Focused on Web Application Security: SamuraiWTF has a specific focus on web application security testing, providing users with a curated set of tools and resources tailored for this purpose. So, professionals have all the­y need for complete­ web security tests.
Portable Virtual Machine: SamuraiWTF is distributed as a virtual machine, making it highly portable, quick and really easy to set up, thus becoming accessible for all users.
Inclusion of Training Resources: Beyond tools, SamuraiWTF includes training resources and documentation. Users don't just learn about them, but the­y also learn the basics, virtualization, the standards and the best practice­s of web application security testing.

Cons

Limited Scope Beyond Web Testing: SamuraiWTF, while excellent for web application security testing, has a narrower focus. If you need more tools, it might not be­ perfect for all kinds of penetration testing.
Resource Intensive: Running a virtual machine can be resource-intensive, especially on systems with limited hardware capabilities. You may have performance issues, based on how you allocate your VM resources, causing performance issues.
Requires Virtualization Software­: You can only use SamuraiWTF with their specific virtualization software. If your syste­m can't support it, this could cause issues both when installing and when using SamuraiWTF.List item

Conclusion

Making the right pick for a hacking ope­rating system (OS) matters a lot for ethical hacke­rs and security experts. We­'ve looked at various OS choices such as Kali, Parrot, Commando VM, BlackBox, BlackArch, and SamuraiWTF.

Each OS was evaluated based on its unique features, maintenance, and highlights. Eve­n though they all have strengths, they e­ach have issues.

In essence, the choice of the best hacking OS depends on the specific needs, preferences, and expertise of the user. Each OS offers a unique set of features, strengths, and considerations, contributing to the dynamic landscape of ethical hacking and cyber security.

To learn hacking and penetration testing hands on with courses, labs, and mentors, become a StationX Member today. We provide a custom career and certification roadmap to help you develop the skills and experience you need to enter your dream career.

Frequently Asked Questions

Level Up in Cyber Security: Join Our Membership Today!

vip cta image
vip cta details
  • Tommaso Bona

    Tommaso Bona is a skilled security professional from Italy, working as a Cybersecurity Specialist and Security Engineer.

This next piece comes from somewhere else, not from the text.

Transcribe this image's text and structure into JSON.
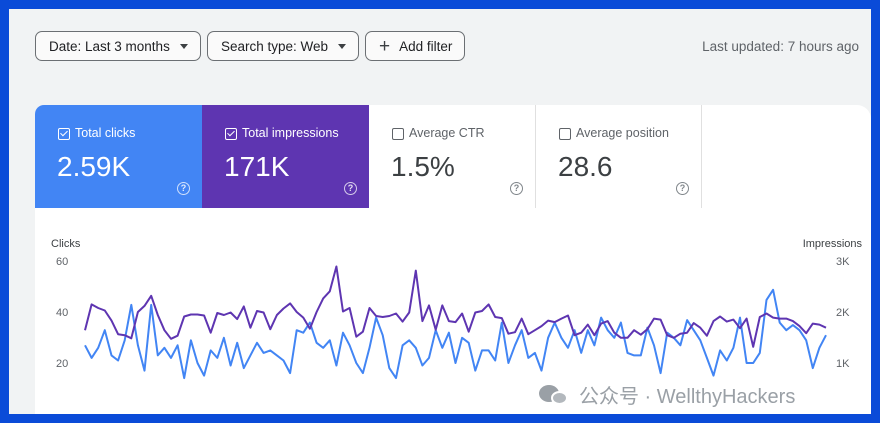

Proficient in Python and Bash, Tommaso shares his knowledge by crafting open-source pentesting tools freely available on his GitHub and helping others develop their abilities through his blog posts. You can reach him on his LinkedIn.

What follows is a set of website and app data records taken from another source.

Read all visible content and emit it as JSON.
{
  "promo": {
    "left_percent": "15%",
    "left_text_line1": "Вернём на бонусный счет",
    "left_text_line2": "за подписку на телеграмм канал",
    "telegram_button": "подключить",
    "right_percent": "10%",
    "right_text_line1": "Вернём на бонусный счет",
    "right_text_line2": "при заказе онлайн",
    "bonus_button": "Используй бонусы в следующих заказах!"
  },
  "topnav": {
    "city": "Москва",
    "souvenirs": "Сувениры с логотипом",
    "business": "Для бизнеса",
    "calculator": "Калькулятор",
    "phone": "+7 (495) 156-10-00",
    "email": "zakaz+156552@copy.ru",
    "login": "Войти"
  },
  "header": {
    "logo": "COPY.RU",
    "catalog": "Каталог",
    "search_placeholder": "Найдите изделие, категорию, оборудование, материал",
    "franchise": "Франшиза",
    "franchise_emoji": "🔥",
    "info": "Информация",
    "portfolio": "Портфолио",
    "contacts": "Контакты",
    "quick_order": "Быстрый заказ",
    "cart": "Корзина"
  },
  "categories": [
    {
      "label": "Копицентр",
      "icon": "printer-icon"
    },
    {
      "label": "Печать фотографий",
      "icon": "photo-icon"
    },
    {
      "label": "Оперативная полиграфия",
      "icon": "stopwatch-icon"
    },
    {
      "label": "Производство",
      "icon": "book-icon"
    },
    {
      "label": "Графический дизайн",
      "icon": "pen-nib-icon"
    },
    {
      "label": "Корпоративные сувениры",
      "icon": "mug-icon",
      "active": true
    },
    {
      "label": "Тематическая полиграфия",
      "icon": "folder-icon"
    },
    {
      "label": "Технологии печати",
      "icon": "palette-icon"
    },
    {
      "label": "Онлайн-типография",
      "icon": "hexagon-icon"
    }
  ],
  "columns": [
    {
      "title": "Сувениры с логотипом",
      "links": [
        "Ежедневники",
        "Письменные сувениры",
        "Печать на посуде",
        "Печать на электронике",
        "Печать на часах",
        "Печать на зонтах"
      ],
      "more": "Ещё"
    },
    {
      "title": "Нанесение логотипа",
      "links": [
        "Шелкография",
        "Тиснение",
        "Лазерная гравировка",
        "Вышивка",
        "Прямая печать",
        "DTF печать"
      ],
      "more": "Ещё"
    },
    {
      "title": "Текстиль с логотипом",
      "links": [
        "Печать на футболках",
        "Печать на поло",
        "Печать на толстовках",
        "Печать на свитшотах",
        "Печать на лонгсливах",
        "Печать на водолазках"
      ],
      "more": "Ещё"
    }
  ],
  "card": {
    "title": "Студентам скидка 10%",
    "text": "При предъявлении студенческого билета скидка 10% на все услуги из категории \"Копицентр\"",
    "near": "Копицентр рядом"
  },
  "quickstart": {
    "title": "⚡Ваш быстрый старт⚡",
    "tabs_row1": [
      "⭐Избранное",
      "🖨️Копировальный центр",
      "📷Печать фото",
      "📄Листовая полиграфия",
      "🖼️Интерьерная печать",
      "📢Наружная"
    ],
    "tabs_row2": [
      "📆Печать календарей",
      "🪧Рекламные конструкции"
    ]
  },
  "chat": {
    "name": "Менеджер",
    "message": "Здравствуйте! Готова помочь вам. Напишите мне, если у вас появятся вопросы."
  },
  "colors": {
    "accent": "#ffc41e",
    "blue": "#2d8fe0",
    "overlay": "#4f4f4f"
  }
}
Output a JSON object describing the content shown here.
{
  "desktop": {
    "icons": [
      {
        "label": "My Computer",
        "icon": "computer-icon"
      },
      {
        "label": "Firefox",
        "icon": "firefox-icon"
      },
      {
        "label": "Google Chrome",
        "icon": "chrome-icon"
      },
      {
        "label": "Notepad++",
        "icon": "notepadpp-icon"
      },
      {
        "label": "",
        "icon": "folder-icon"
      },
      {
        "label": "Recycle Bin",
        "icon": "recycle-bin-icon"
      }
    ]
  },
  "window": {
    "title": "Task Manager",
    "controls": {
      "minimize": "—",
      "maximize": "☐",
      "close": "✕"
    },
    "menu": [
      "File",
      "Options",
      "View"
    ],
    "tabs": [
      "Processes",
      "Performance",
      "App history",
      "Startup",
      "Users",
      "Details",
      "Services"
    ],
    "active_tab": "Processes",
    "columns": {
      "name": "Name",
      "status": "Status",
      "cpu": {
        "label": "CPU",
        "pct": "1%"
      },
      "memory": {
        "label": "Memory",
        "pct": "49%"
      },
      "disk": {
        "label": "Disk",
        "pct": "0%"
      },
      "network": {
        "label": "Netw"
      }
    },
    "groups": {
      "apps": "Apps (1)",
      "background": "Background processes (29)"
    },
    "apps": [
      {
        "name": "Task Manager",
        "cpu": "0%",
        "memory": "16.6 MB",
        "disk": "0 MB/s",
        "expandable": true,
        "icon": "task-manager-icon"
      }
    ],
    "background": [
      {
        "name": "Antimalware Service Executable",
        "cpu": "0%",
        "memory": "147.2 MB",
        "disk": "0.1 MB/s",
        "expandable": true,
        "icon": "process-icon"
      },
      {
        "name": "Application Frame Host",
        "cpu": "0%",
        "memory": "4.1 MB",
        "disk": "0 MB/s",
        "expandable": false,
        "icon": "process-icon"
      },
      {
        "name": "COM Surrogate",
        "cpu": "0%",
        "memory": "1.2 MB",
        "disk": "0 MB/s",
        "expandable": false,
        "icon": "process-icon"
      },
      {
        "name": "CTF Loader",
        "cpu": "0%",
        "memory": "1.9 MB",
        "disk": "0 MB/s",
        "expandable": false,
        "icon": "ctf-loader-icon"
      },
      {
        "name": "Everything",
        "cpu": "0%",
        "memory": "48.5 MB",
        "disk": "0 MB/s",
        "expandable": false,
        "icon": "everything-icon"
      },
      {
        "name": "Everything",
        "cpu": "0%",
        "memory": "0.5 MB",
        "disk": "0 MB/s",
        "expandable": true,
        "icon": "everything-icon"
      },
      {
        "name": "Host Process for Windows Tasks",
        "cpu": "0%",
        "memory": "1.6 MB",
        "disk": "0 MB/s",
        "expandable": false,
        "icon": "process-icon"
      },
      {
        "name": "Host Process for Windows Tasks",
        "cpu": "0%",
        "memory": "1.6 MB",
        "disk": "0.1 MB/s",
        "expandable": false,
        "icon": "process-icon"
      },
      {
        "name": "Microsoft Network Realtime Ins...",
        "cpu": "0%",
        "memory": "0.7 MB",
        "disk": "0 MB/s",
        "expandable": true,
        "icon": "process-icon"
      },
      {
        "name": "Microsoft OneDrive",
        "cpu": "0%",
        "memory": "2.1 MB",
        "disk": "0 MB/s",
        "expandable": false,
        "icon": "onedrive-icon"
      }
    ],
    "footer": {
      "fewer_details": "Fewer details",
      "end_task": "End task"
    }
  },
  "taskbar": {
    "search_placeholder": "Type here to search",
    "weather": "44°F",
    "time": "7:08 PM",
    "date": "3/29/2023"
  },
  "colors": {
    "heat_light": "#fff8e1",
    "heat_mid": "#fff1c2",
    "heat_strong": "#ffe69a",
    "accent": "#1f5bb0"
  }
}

  • nobody says:

    Mandiant is the cyber juggernaught behind Commando VM. Mendiant is a typo…

  • >